It’s also helped clear up why some patients with delayed puberty have no sense of smell, said Dr. Lawrence C. Layman, chief of the MCG Section of Reproductive Endocrinology, Infertility and Genetics.
The WRD11 gene interacts with a transcription factor that appears to be involved in development of gonadotropin releasing hormones that enable sexual maturation as well as olfactory neurons in the brain, according to a study published in The American Journal of Human Genetics and funded by the National Institutes of Health. A genetic mutation can diminish or eliminate this important interaction, impairing puberty and the sense of smell.
This was first found in a patient with Kallmann syndrome – delayed puberty coupled with the inability to smell. Next, a variety of WRD11mutations were identified in five other patients with delayed puberty, some of whom also had no sense of smell.
The findings provide insight into normal puberty as well as rare situations in which children don’t sexually mature. “Even something that causes a rare disease can have an extremely important function in normal physiology,” Layman said. A longer-term goal is finding better therapies for delayed puberty and perhaps alternative birth control methods.
Girls normally develop breasts by age 13 and menstruate by 15. Boys’ testicles generally develop by age 14. Sex hormones can be prescribed to prompt puberty when it is delayed but more complex and expensive therapy is required to enable fertility. The therapy can lead to multiple births and related problems such as prematurity.
Layman, who receives blood samples of children and young adults with delayed puberty from across the globe, said the misplacement of portions of two chromosomes in the Kallmann patient worked like a global positioning system to help narrow down the gene search.
The patient had pieces of chromosome 10 on chromosome 12 and vice versa; such recombinations are fairly common and not necessarily bad. But knowing that a recombination can disrupt a gene’s function, the researchers analyzed a handful of genes in the immediate vicinity of the break before finding WRD11.

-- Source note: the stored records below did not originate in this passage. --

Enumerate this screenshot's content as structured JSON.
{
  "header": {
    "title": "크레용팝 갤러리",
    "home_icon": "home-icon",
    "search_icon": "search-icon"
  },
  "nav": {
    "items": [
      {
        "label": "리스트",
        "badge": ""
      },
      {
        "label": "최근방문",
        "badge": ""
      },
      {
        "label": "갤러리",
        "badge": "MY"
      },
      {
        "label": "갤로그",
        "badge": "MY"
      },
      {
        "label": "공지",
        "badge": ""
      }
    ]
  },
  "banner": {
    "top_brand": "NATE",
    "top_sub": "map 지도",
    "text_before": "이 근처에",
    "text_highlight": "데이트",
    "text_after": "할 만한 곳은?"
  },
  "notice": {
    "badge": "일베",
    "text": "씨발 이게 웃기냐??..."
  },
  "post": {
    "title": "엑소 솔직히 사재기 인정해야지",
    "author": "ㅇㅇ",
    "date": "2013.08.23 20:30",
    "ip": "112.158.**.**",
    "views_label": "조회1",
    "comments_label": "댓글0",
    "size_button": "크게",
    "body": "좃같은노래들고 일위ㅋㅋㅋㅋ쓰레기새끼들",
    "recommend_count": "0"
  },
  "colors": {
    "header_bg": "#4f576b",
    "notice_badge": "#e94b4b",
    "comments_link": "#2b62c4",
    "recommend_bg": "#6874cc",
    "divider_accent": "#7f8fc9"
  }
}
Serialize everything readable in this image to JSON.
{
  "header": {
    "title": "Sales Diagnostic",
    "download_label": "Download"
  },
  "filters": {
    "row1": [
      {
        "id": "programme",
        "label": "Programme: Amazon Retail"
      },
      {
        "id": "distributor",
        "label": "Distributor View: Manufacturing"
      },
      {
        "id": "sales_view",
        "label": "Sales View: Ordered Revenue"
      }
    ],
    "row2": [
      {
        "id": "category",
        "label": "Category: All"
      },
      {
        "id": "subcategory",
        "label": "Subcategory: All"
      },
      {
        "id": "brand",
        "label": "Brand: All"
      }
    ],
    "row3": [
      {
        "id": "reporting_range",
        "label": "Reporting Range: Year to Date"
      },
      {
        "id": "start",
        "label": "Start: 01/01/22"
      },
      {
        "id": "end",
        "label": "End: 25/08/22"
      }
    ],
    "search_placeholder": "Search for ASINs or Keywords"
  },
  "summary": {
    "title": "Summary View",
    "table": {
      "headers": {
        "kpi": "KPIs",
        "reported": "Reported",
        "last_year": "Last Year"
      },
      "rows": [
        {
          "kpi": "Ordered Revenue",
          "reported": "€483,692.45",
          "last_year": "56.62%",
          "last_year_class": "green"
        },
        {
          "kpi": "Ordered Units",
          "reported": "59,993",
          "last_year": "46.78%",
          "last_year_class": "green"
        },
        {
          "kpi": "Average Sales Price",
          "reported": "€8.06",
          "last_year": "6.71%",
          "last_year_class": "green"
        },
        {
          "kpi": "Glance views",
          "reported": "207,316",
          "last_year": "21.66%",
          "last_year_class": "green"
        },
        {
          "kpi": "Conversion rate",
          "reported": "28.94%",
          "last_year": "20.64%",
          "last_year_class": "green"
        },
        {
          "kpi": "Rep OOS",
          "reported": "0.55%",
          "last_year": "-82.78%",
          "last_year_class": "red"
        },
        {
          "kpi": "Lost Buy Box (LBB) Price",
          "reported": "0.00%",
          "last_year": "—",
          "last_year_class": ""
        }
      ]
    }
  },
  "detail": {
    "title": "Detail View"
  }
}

They still have to determine whether the chromosomal swapping had anything to do with the gene dysfunction in this case but the five other patients who had WRD11 mutations did not have the translocation. “Either way, it helped point us in the right direction,” said Layman, a corresponding author on the study along with lead author Dr. Hyung-Goo Kim, molecular geneticist in Layman’s lab.
“Performing genetic analysis in rare individuals harboring balanced chromosomal locations opens an important portal in the hunt for disease genes,” noted Kim, who established the Developmental Gene Discovery Project at MCG to identify genes involved in a wide variety of human genetic disorders.

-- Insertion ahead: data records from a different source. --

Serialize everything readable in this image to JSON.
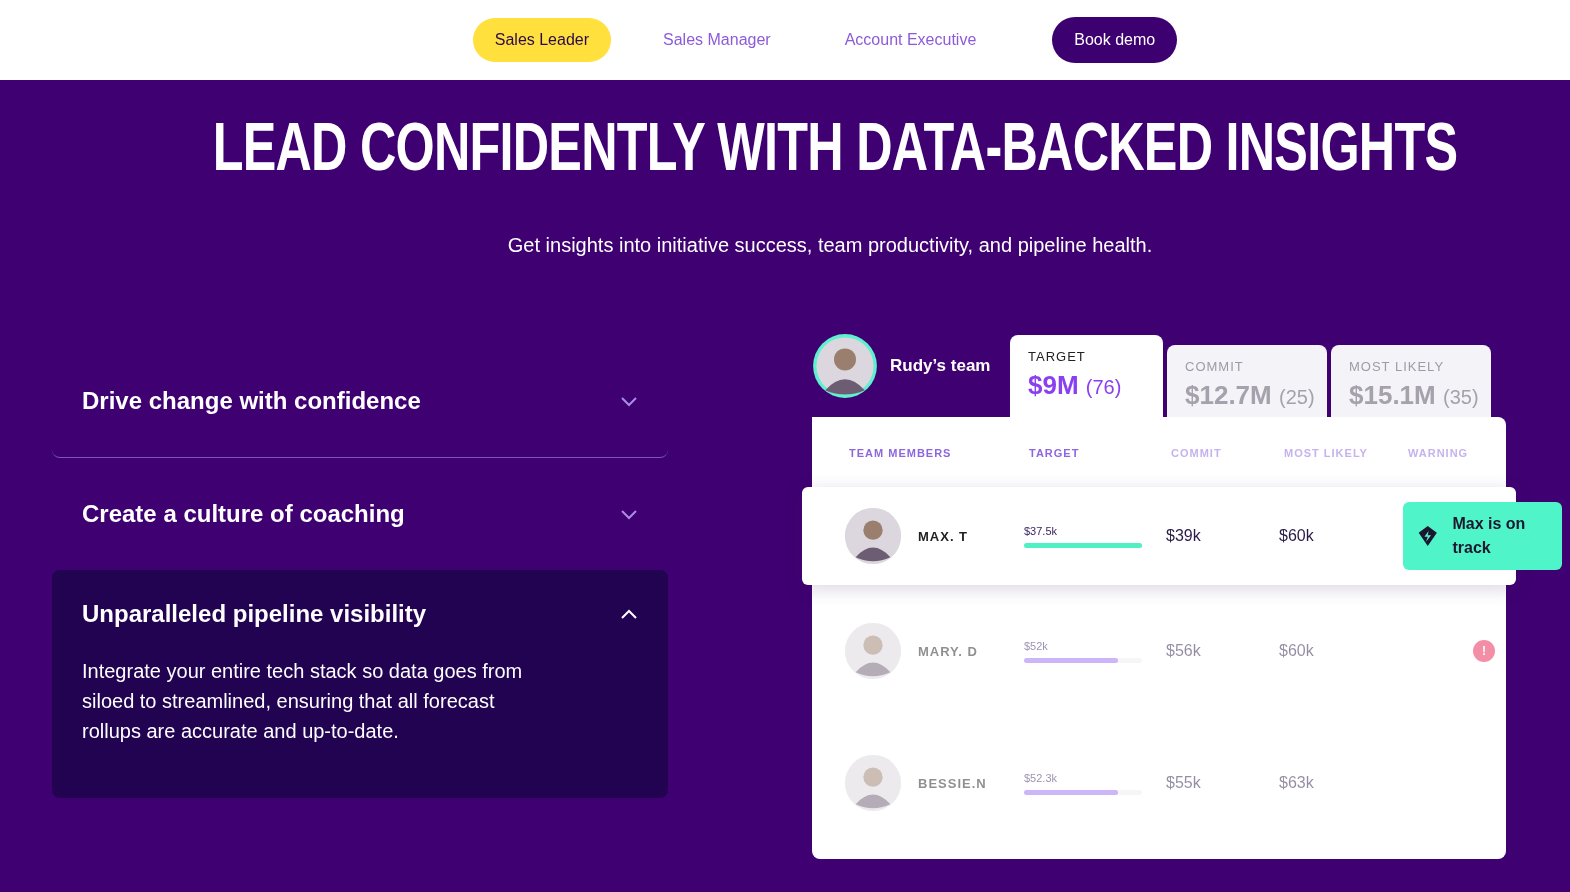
{
  "nav": {
    "items": [
      {
        "label": "Sales Leader",
        "selected": true
      },
      {
        "label": "Sales Manager",
        "selected": false
      },
      {
        "label": "Account Executive",
        "selected": false
      }
    ],
    "cta": "Book demo"
  },
  "hero": {
    "title": "LEAD CONFIDENTLY WITH DATA-BACKED INSIGHTS",
    "subtitle": "Get insights into initiative success, team productivity, and pipeline health."
  },
  "accordion": [
    {
      "title": "Drive change with confidence",
      "expanded": false
    },
    {
      "title": "Create a culture of coaching",
      "expanded": false
    },
    {
      "title": "Unparalleled pipeline visibility",
      "expanded": true,
      "body": "Integrate your entire tech stack so data goes from siloed to streamlined, ensuring that all forecast rollups are accurate and up-to-date."
    }
  ],
  "dashboard": {
    "team": "Rudy’s team",
    "tabs": [
      {
        "label": "TARGET",
        "value": "$9M",
        "count": "(76)",
        "selected": true
      },
      {
        "label": "COMMIT",
        "value": "$12.7M",
        "count": "(25)",
        "selected": false
      },
      {
        "label": "MOST LIKELY",
        "value": "$15.1M",
        "count": "(35)",
        "selected": false
      }
    ],
    "columns": [
      "TEAM MEMBERS",
      "TARGET",
      "COMMIT",
      "MOST LIKELY",
      "WARNING"
    ],
    "rows": [
      {
        "name": "MAX. T",
        "target": "$37.5k",
        "level": 1,
        "commit": "$39k",
        "likely": "$60k",
        "highlighted": true,
        "warning": {
          "kind": "badge",
          "text": "Max is on track"
        }
      },
      {
        "name": "MARY. D",
        "target": "$52k",
        "level": 0.8,
        "commit": "$56k",
        "likely": "$60k",
        "highlighted": false,
        "warning": {
          "kind": "alert",
          "text": "!"
        }
      },
      {
        "name": "BESSIE.N",
        "target": "$52.3k",
        "level": 0.8,
        "commit": "$55k",
        "likely": "$63k",
        "highlighted": false
      }
    ]
  }
}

Layman recently received a $1.5 million grant from the NIH’s Eunice Kennedy Shriver National Institute of Child Health and Human Development to learn more about how several of these puberty genes work.
The scientists will be looking further at WRD11, but also CHD7, a gene Kim and Layman identified in 2008, as well as the NELF gene, for fundamentals such as function and frequency. They will also look at more patients and their families to see if they have the same or different genetic variations.
“We have to know, for example, if they are transcription factors, which we think both CHD7 and NELF are. This means that they go into the cell nucleus and turn on expression of other genes,” Layman said. “We also have to know what they bind to. It may be that some of these genes work in the same pathway.”
Counting WRD11, there are now at least 17 known puberty genes and evidence suggests multiple genetic mutations are involved in some patients. Layman suspects that plenty of those genes are still unknown.